If there’s someone who regularly uses irony in a negative way in your personal or work environment, you should set limits as soon as possible. Otherwise, you’ll be allowing them to attack you and make you vulnerable. And it’s possible that every day their “art” will gain more ground and power.

This resource can become a habit, and a habit can turn into domination when they think that they’ve succeeded in humiliating us. Don’t allow it. Don’t ever let them hurt you with this negative kind of irony.

Let’s see some simple ways you can defend yourself.

1. You receive a sarcastic comment. What is the first thing you should do? Think about and analyze what’s been said. Don’t rush and say the first thing that comes to mind. Some people are very skilled at using sarcasm. So, it’s possible that they’re not trying to insult you. Keep quiet and stay calm while you analyze the words they’ve said.

2. Did they insult you? Have they hurt your self-esteem? The last thing you should do is reply with more irony. Because if you do, you’ll just be playing their game. A cowardly game where words aren’t spoken directly and with sincerity. You have integrity and don’t need to play with terms or people to say what you think.

3. Now say what this person has tried to say out loud and without using irony: Are you calling me a coward?

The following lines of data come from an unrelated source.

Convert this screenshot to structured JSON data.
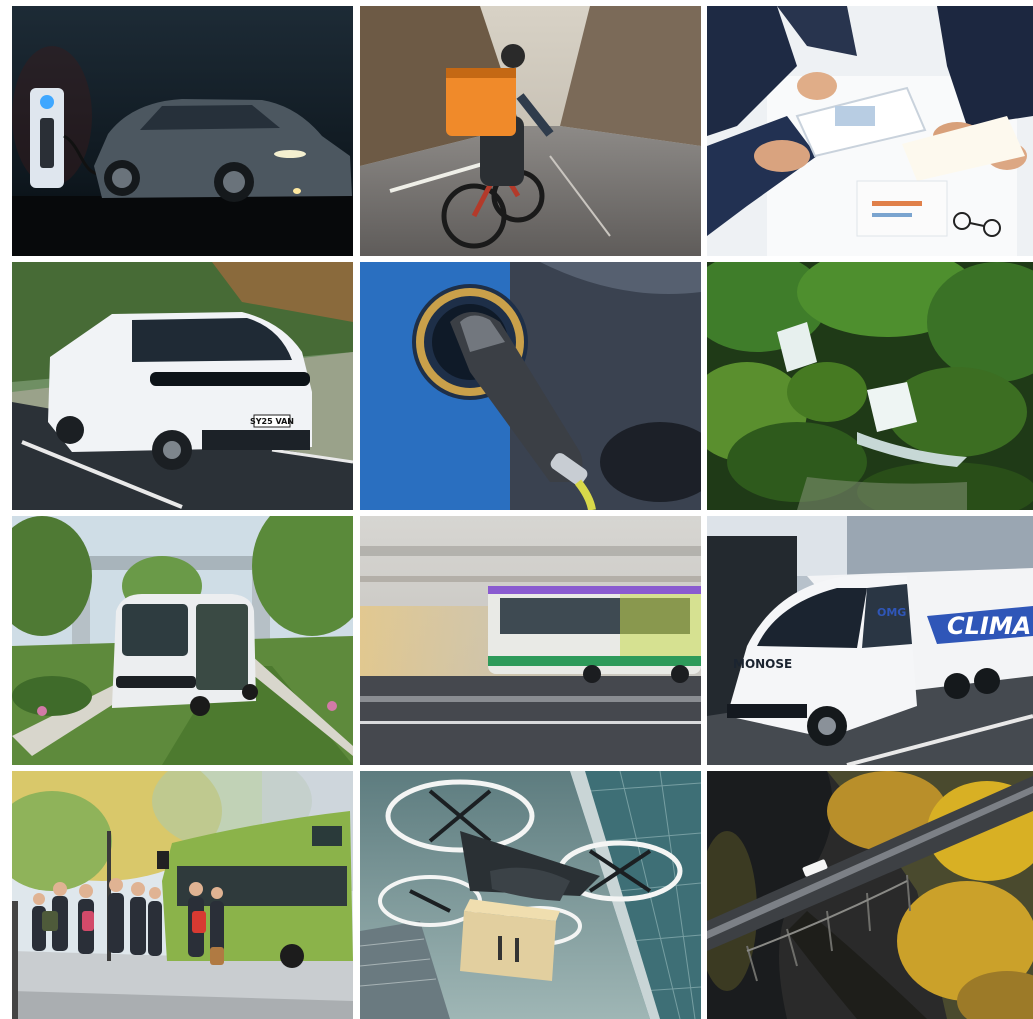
{
  "grid": {
    "rows": 4,
    "columns": 3,
    "tiles": [
      {
        "subject": "ev-charging-sedan"
      },
      {
        "subject": "delivery-cyclist"
      },
      {
        "subject": "business-meeting-documents"
      },
      {
        "subject": "electric-van"
      },
      {
        "subject": "ev-charging-plug"
      },
      {
        "subject": "forest-waterfall"
      },
      {
        "subject": "autonomous-shuttle"
      },
      {
        "subject": "motion-blur-bus"
      },
      {
        "subject": "electric-truck"
      },
      {
        "subject": "commuters-at-bus-stop"
      },
      {
        "subject": "delivery-drone"
      },
      {
        "subject": "aerial-bridge"
      }
    ]
  },
  "plates": {
    "van": "SY25 VAN",
    "truck_cab": "MONOSE",
    "trailer": "CLIMA",
    "truck_side": "OMG"
  },
  "colors": {
    "backpack_orange": "#f08a2a",
    "charger_blue": "#2a6fc0",
    "forest_green": "#3f7d2a",
    "bus_green": "#8bb34a",
    "autumn_yellow": "#d8b024"
  }
}
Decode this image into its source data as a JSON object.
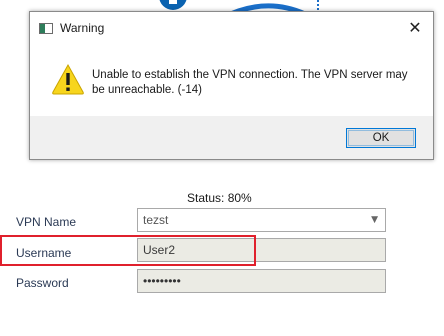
{
  "dialog": {
    "title": "Warning",
    "close_glyph": "✕",
    "icon": "warning-icon",
    "message": "Unable to establish the VPN connection. The VPN server may be unreachable. (-14)",
    "ok_label": "OK"
  },
  "form": {
    "status": "Status: 80%",
    "vpn_name_label": "VPN Name",
    "vpn_name_value": "tezst",
    "username_label": "Username",
    "username_value": "User2",
    "password_label": "Password",
    "password_masked": "•••••••••"
  },
  "colors": {
    "highlight": "#e0202c",
    "accent": "#0078d7",
    "label_text": "#2b3a55"
  }
}
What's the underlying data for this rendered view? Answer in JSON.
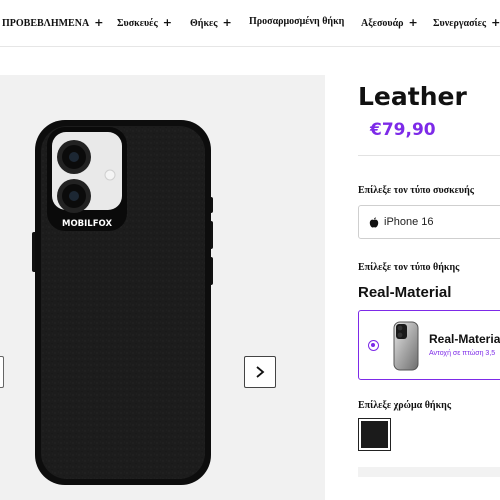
{
  "nav": {
    "items": [
      {
        "label": "ΠΡΟΒΕΒΛΗΜΕΝΑ",
        "has_plus": true
      },
      {
        "label": "Συσκευές",
        "has_plus": true
      },
      {
        "label": "Θήκες",
        "has_plus": true
      },
      {
        "label": "Προσαρμοσμένη θήκη",
        "has_plus": false
      },
      {
        "label": "Αξεσουάρ",
        "has_plus": true
      },
      {
        "label": "Συνεργασίες",
        "has_plus": true
      }
    ],
    "plus_symbol": "+"
  },
  "product": {
    "title": "Leather",
    "price": "€79,90",
    "brand_on_case": "MOBILFOX",
    "case_color": "#1b1b1b"
  },
  "device": {
    "label": "Επίλεξε τον τύπο συσκευής",
    "selected": "iPhone 16",
    "icon": "apple-icon"
  },
  "case_type": {
    "label": "Επίλεξε τον τύπο θήκης",
    "selected": "Real-Material",
    "option_name": "Real-Material",
    "option_sub": "Αντοχή σε πτώση 3,5"
  },
  "color": {
    "label": "Επίλεξε χρώμα θήκης",
    "selected_hex": "#1b1b1b"
  },
  "accent": "#7d2ae8",
  "gallery": {
    "next_icon": "chevron-right-icon",
    "prev_icon": "chevron-left-icon"
  }
}
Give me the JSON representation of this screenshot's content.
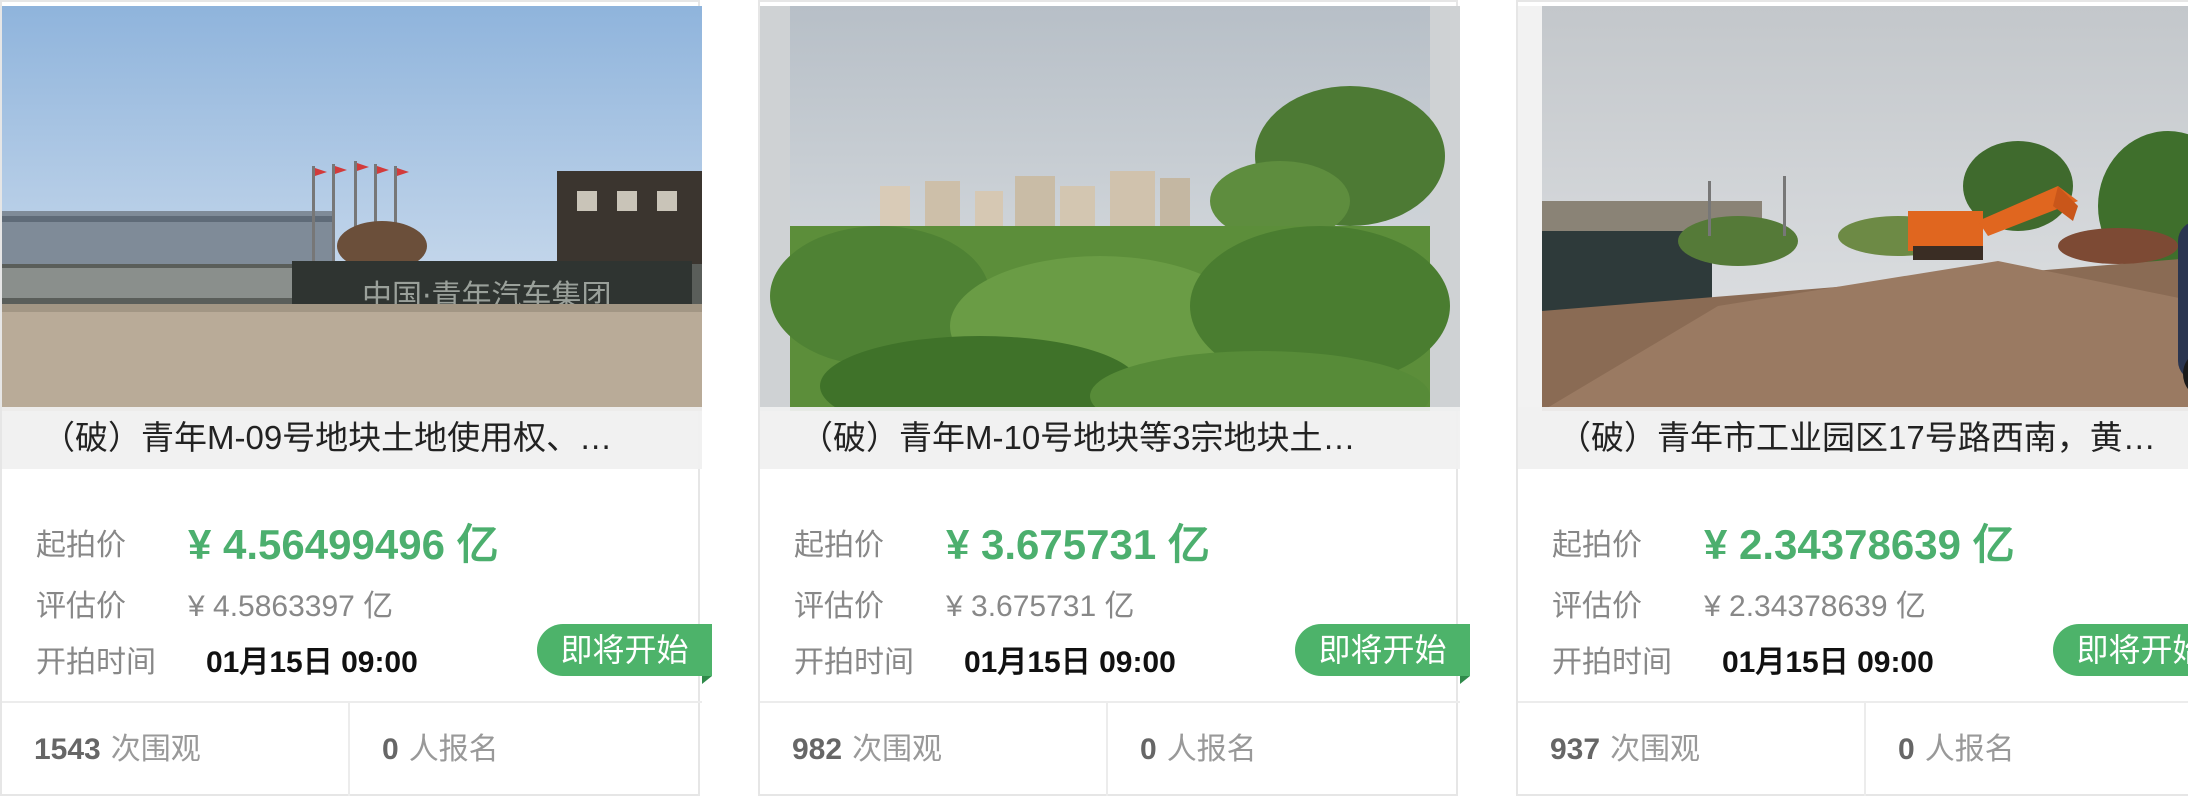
{
  "labels": {
    "start_price": "起拍价",
    "eval_price": "评估价",
    "start_time": "开拍时间",
    "views_suffix": "次围观",
    "signup_suffix": "人报名"
  },
  "cards": [
    {
      "title": "（破）青年M-09号地块土地使用权、…",
      "start_price": "¥ 4.56499496 亿",
      "eval_price": "¥ 4.5863397 亿",
      "start_time": "01月15日 09:00",
      "status": "即将开始",
      "views": "1543",
      "signups": "0",
      "photo_sign_text": "中国·青年汽车集团"
    },
    {
      "title": "（破）青年M-10号地块等3宗地块土…",
      "start_price": "¥ 3.675731 亿",
      "eval_price": "¥ 3.675731 亿",
      "start_time": "01月15日 09:00",
      "status": "即将开始",
      "views": "982",
      "signups": "0"
    },
    {
      "title": "（破）青年市工业园区17号路西南，黄…",
      "start_price": "¥ 2.34378639 亿",
      "eval_price": "¥ 2.34378639 亿",
      "start_time": "01月15日 09:00",
      "status": "即将开始",
      "views": "937",
      "signups": "0"
    }
  ],
  "colors": {
    "price_green": "#4caf6e",
    "badge_green": "#4db36a"
  }
}
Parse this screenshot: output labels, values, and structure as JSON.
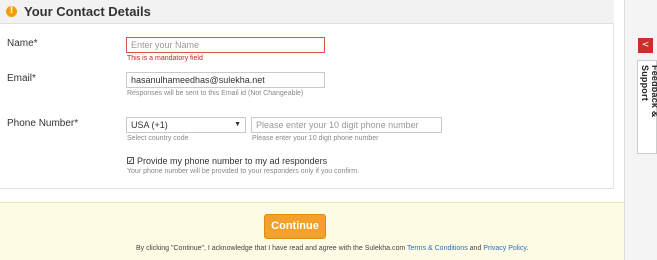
{
  "section": {
    "title": "Your Contact Details",
    "icon": "info-icon"
  },
  "form": {
    "name": {
      "label": "Name*",
      "placeholder": "Enter your Name",
      "error": "This is a mandatory field"
    },
    "email": {
      "label": "Email*",
      "value": "hasanulhameedhas@sulekha.net",
      "hint": "Responses will be sent to this Email id (Not Changeable)"
    },
    "phone": {
      "label": "Phone Number*",
      "country_value": "USA (+1)",
      "country_hint": "Select country code",
      "placeholder": "Please enter your 10 digit phone number",
      "hint": "Please enter your 10 digit phone number"
    },
    "provide_phone": {
      "checked": true,
      "label": "Provide my phone number to my ad responders",
      "hint": "Your phone number will be provided to your responders only if you confirm."
    }
  },
  "footer": {
    "continue_label": "Continue",
    "agree_prefix": "By clicking \"Continue\", I acknowledge that I have read and agree with the Sulekha.com ",
    "terms_link": "Terms & Conditions",
    "agree_and": " and ",
    "privacy_link": "Privacy Policy",
    "agree_suffix": "."
  },
  "sidebar": {
    "share_icon": "share-icon",
    "feedback_label": "Feedback & Support"
  }
}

Are you telling me I can’t do this? Do you think I’m less valid than you are? Lay out the insult in all of its cruelty, so the other person can react and argue in its favor. Do so in a calm and poised fashion and wait for their argument.

Off the theatrical stage, irony is almost always harmful. Never let someone be ironic about you and your abilities.